The Parties also agreed that immediate action is necessary to save the fewer than 75,000 remaining Tibetan antelope (chiru) from the trade in their wool known as "shahtoosh." It is estimated that western demand for this luxurious fabric leads to the illegal slaughter of between ten and twenty thousand chiru annually. At this rate, the species may be gone in just 5 years. The resolution approved by the Parties urges a number of actions including adoption of comprehensive legislation to eliminate the commercial trade in shahtoosh with adequate penalties to deter such illegal commerce. Just after the close of the Conference, the Jammu and Kashmir high court issued a judgment banning the shahtoosh trade in the Indian state of Kashmir. And, here in the U.S., the Fish and Wildlife Service is considering listing the chiru under the Endangered Species Act. The Service has until October to make its final ruling.
Ultimately, CITES Parties made advancements on important issues of wildlife conservation. Stopping over-exploitation of wild species in international trade is an ongoing process. As we look toward and beyond the next Conference in Chile in 2002, the message to the world is: "no ivory, no whale meat, no sea turtle shell" and substantial protection for scores of other wild species. As always, the lingering question is: "but for how long?"
Top Photo, African Sunset by Adam Roberts
Second Photo, The bond of wild elephant families is incredibly strong. Elephants, The Deciding Decade, that elephants seem to have "displayed compassion and awareness of death.
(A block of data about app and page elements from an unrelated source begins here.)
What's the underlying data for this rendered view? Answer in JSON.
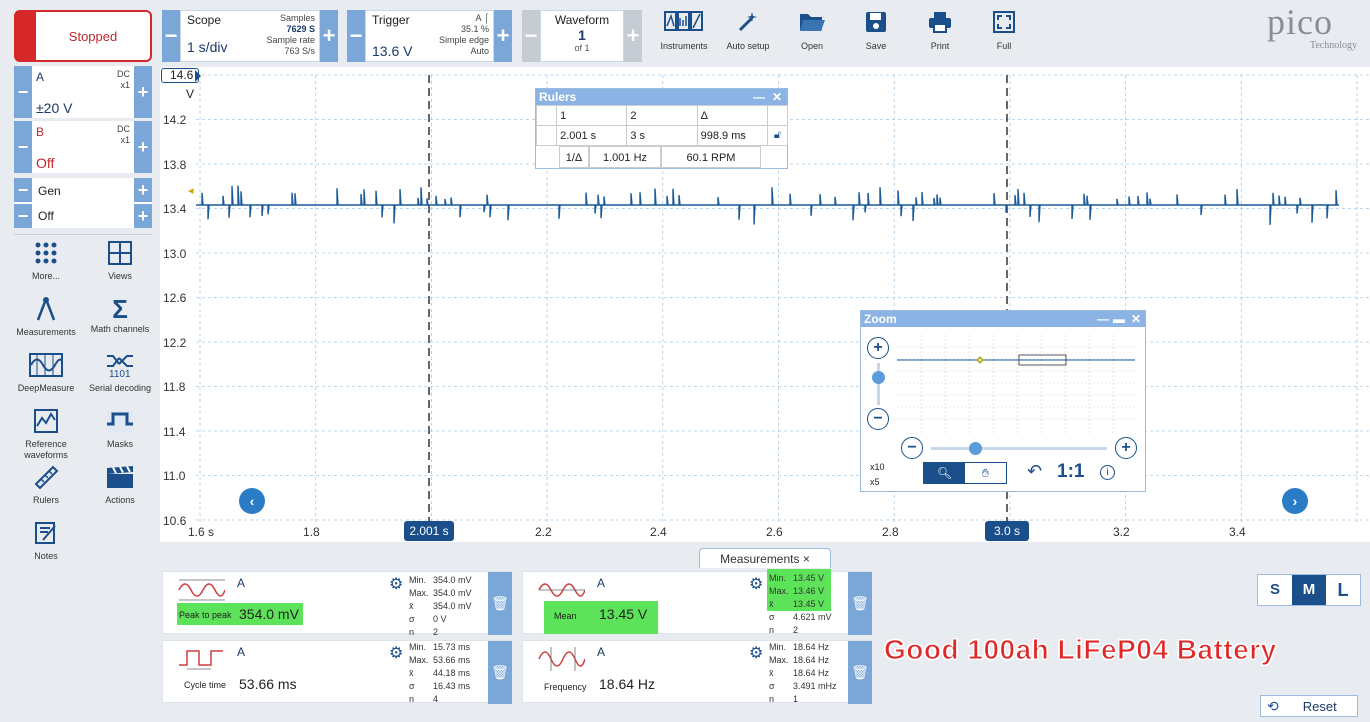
{
  "toolbar": {
    "stop_label": "Stopped",
    "scope": {
      "title": "Scope",
      "value": "1 s/div",
      "samples_label": "Samples",
      "samples": "7629 S",
      "rate_label": "Sample rate",
      "rate": "763 S/s"
    },
    "trigger": {
      "title": "Trigger",
      "value": "13.6 V",
      "channel": "A",
      "percent": "35.1 %",
      "mode1": "Simple edge",
      "mode2": "Auto"
    },
    "waveform": {
      "title": "Waveform",
      "value": "1",
      "of": "of 1"
    },
    "buttons": [
      "Instruments",
      "Auto setup",
      "Open",
      "Save",
      "Print",
      "Full"
    ],
    "logo": "pico",
    "logo_sub": "Technology"
  },
  "channels": {
    "a": {
      "name": "A",
      "coupling": "DC",
      "probe": "x1",
      "range": "±20 V"
    },
    "b": {
      "name": "B",
      "coupling": "DC",
      "probe": "x1",
      "range": "Off"
    },
    "gen": {
      "name": "Gen",
      "state": "Off"
    }
  },
  "tools": [
    "More...",
    "Views",
    "Measurements",
    "Math channels",
    "DeepMeasure",
    "Serial decoding",
    "Reference waveforms",
    "Masks",
    "Rulers",
    "Actions",
    "Notes"
  ],
  "plot": {
    "ytop": "14.6",
    "yunit": "V",
    "ylabels": [
      "14.2",
      "13.8",
      "13.4",
      "13.0",
      "12.6",
      "12.2",
      "11.8",
      "11.4",
      "11.0",
      "10.6"
    ],
    "xlabels": [
      "1.6 s",
      "1.8",
      "2.2",
      "2.4",
      "2.6",
      "2.8",
      "3.2",
      "3.4"
    ],
    "ruler1": "2.001 s",
    "ruler2": "3.0 s",
    "line_color": "#1a5a9a"
  },
  "rulers": {
    "title": "Rulers",
    "h1": "1",
    "h2": "2",
    "h3": "Δ",
    "v1": "2.001 s",
    "v2": "3 s",
    "v3": "998.9 ms",
    "inv_label": "1/Δ",
    "freq": "1.001 Hz",
    "rpm": "60.1 RPM"
  },
  "zoom": {
    "title": "Zoom",
    "x10": "x10",
    "x5": "x5",
    "ratio": "1:1"
  },
  "measurements_tab": "Measurements",
  "measurements": [
    {
      "channel": "A",
      "name": "Peak to peak",
      "value": "354.0 mV",
      "labels": [
        "Min.",
        "Max.",
        "x̄",
        "σ",
        "n"
      ],
      "stats": [
        "354.0 mV",
        "354.0 mV",
        "354.0 mV",
        "0 V",
        "2"
      ]
    },
    {
      "channel": "A",
      "name": "Mean",
      "value": "13.45 V",
      "labels": [
        "Min.",
        "Max.",
        "x̄",
        "σ",
        "n"
      ],
      "stats": [
        "13.45 V",
        "13.46 V",
        "13.45 V",
        "4.621 mV",
        "2"
      ]
    },
    {
      "channel": "A",
      "name": "Cycle time",
      "value": "53.66 ms",
      "labels": [
        "Min.",
        "Max.",
        "x̄",
        "σ",
        "n"
      ],
      "stats": [
        "15.73 ms",
        "53.66 ms",
        "44.18 ms",
        "16.43 ms",
        "4"
      ]
    },
    {
      "channel": "A",
      "name": "Frequency",
      "value": "18.64 Hz",
      "labels": [
        "Min.",
        "Max.",
        "x̄",
        "σ",
        "n"
      ],
      "stats": [
        "18.64 Hz",
        "18.64 Hz",
        "18.64 Hz",
        "3.491 mHz",
        "1"
      ]
    }
  ],
  "size_buttons": [
    "S",
    "M",
    "L"
  ],
  "overlay_text": "Good 100ah LiFeP04 Battery",
  "reset_label": "Reset"
}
There are stories of elephants using leaves and grass to bury elephant and human remains, and shattering the tusks of dead elephants against trees or rocks." Although CITES has reinstated the international prohibition in ivory commercialization, the elephants of South Africa, Botswana, Nambia and Zimbabwe may still be hunted as trophies, for meat and other non-ivory products, and sold live to zoos and circuses across the globe. Continued vigilance is needed to save elephants for future generations. (Katy Payne)
Third Photo, A young elephant at Daphne Sheldrick's wildlife orphanage in Nairobi, Kenya. Daphne and her committed corps of specialized animal handlers help rear young orphaned wildlife including elephants, rhinos, and zebras with the ultimate goal if reintroduction in the wild. (Adam M. Roberts/AWI)
Fourth Photo, Minke whale butchered on a Japanese whaling boat in the Antarctic. (WDCS/Mark Votier)
Fifth Photo, According to the Whale and Dolphin Conservation Society, despite the 1986 IWC ban on commercial whaling, Japan and Norway kill over 1,000 minke whales each year. (Robert Pitman)
Sixth Photo, CITES Parties rejected Cuba's attempt to sell a stockpile of hawksbill turtle shells to the avid wildlife consuming nation of Japan. (Yves Berard/1997 Oceanographical Museum of Monaco)
Bottom Photo, A logging vehicle in Central Africa transports both hunters and their fresh kill for the bushmeat market. Numerous species are involved in the trade including chimpanzees, gorillas, monkeys, elephants, duikers (as pictured) and other antelopes. (John Sidle)